# What drives the choice of onboard memory size for the New Horizons probe?

Why does the New Horizons spacecraft have so little memory (8 Gigabytes for a single buffer)? I'd have donated a few memory sticks if I could.

Two reasons why the memory is so small:

1. New Horizons was designed around the year 2000. Solid-state memory sizes were much smaller back then: looking at the Internet Archive, the typical CompactFlash memory card was a 64 MB card costing around $50. 2. The memory needs to be space-rated. That$50 card I mentioned?
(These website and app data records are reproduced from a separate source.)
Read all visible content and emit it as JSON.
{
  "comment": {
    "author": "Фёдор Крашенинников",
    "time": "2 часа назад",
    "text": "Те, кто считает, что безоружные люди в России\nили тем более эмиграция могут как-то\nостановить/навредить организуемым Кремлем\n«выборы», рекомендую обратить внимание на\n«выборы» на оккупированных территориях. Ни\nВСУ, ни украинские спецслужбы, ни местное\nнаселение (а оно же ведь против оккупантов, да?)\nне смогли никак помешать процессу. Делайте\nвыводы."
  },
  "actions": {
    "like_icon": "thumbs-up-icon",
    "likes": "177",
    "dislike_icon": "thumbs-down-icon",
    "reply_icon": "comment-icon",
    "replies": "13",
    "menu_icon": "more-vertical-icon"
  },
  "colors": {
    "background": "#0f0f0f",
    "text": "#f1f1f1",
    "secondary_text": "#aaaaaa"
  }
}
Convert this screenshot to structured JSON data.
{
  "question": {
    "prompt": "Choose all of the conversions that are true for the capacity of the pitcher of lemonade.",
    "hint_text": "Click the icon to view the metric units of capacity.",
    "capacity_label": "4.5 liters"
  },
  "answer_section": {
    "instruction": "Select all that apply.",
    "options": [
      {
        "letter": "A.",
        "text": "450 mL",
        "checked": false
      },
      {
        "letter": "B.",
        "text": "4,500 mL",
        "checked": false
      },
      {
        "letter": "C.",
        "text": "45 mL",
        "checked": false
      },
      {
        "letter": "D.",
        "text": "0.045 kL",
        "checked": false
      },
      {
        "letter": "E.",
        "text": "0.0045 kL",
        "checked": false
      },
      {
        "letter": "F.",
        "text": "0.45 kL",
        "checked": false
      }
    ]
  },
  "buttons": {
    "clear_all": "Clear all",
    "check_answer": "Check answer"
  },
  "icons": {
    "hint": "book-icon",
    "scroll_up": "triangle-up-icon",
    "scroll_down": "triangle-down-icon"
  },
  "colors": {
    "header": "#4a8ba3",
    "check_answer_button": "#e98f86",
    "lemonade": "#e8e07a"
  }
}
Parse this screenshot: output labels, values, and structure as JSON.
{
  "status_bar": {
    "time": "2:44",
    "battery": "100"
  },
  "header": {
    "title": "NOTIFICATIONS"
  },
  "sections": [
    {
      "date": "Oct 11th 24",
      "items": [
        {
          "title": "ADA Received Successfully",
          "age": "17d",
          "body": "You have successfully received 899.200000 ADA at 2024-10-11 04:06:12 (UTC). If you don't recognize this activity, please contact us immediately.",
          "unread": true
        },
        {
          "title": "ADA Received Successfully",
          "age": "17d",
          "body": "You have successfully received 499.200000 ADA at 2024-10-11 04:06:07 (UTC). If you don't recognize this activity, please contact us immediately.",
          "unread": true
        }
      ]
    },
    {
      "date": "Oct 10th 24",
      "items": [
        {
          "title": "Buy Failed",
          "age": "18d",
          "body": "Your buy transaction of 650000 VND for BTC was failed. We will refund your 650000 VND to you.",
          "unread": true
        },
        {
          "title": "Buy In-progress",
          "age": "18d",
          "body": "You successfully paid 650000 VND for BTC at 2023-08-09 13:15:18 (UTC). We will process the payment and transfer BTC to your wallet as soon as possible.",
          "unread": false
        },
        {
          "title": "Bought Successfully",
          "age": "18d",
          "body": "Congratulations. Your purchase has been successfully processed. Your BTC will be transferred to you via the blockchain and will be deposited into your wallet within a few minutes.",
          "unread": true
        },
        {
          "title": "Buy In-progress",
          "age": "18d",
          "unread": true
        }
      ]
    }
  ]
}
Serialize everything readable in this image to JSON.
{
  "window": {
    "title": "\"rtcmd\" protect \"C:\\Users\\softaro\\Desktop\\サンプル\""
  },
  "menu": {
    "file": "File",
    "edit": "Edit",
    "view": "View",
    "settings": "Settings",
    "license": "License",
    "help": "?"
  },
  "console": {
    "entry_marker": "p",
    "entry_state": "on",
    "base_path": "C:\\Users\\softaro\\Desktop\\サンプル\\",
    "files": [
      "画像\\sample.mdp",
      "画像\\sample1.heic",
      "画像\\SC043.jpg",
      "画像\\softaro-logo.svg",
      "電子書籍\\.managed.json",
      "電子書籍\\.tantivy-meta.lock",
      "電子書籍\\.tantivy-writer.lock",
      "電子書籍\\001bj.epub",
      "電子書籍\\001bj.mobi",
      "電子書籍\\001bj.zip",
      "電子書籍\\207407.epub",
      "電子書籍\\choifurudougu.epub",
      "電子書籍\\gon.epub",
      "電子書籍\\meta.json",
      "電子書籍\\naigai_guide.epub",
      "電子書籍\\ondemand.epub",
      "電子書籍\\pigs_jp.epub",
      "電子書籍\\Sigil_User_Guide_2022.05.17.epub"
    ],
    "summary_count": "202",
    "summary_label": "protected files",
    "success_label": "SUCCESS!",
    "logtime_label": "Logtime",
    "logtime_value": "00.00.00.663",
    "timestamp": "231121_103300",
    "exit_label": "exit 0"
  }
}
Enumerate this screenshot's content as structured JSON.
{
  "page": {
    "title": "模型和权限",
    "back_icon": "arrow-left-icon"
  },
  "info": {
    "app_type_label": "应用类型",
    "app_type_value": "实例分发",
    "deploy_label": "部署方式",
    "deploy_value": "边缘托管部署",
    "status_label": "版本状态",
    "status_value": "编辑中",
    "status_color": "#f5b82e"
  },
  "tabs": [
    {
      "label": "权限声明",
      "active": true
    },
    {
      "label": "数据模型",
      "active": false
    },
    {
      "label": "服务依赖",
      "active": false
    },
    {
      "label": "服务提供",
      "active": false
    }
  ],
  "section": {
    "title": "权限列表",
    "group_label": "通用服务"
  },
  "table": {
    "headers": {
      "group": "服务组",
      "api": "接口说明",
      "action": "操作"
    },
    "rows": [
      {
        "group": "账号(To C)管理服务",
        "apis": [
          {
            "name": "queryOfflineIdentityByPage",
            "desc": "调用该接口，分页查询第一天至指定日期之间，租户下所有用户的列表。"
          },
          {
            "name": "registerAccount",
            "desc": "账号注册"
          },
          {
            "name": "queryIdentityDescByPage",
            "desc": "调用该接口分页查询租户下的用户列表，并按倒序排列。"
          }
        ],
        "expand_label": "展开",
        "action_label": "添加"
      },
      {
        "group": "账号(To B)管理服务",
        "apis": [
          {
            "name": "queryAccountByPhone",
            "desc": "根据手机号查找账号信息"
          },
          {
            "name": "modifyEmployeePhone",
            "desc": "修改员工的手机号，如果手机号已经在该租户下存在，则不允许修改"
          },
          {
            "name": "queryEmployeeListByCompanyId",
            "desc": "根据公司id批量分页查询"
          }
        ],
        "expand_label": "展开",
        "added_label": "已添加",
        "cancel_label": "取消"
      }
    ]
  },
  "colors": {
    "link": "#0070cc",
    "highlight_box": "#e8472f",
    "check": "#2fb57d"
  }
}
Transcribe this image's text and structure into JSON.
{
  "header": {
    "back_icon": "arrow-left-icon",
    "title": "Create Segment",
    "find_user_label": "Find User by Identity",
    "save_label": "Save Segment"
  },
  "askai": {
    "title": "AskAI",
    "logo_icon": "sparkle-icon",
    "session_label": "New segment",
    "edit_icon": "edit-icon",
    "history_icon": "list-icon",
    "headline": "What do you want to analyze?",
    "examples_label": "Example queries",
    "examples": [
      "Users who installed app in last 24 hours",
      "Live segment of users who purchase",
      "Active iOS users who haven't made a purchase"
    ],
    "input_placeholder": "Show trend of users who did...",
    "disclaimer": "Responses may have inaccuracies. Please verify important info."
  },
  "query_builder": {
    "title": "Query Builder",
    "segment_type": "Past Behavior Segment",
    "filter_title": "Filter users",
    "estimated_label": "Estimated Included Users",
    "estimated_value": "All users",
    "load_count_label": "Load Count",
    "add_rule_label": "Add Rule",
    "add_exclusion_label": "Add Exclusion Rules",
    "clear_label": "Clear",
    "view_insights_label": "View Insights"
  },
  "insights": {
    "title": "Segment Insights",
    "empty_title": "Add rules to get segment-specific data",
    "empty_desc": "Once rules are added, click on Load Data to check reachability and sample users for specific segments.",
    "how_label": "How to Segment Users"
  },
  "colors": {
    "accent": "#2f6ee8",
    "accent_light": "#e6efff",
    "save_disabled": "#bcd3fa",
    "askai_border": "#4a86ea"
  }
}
Outside the Earth's atmosphere, the memory will be scrambled in a matter of days due to thermal effects, solar radiation, or cosmic rays, and the card will likely be permanently destroyed over the course of a year or so.

The 8GB of solid-state memory aboard New Horizons probably cost half a million to a million dollars.

• Don't forget that the sensors producing data to fill that 8GB buffer were also designed in 2000 - LORRI is only a 1 megapixel camera. – 1337joe Jul 19 '15 at 3:28
• Calling it a 1 megapixel camera is a bit misleading: true, it's only got a million photosensors, but all million of them are in use for whichever spectral band is selected, unlike a consumer camera, where at most half of them are. – Mark Jul 19 '15 at 3:33
• I meant that in terms of the pictures it produces there are only a million pixels so it's not like it's producing huge image files that are filling up the available memory quickly. – 1337joe Jul 19 '15 at 3:39

Space rated memory is much more expensive, and much less dense than commercially available RAM.

Single Event Upsets are common, even in space rated hardware, and commercial stuff would be riddled with errors due to high energy particles that the Earth's atmosphere normally protects us from.

Error detection and correction is critical in a way that commercial RAM does not care about, even as compared to high end servers.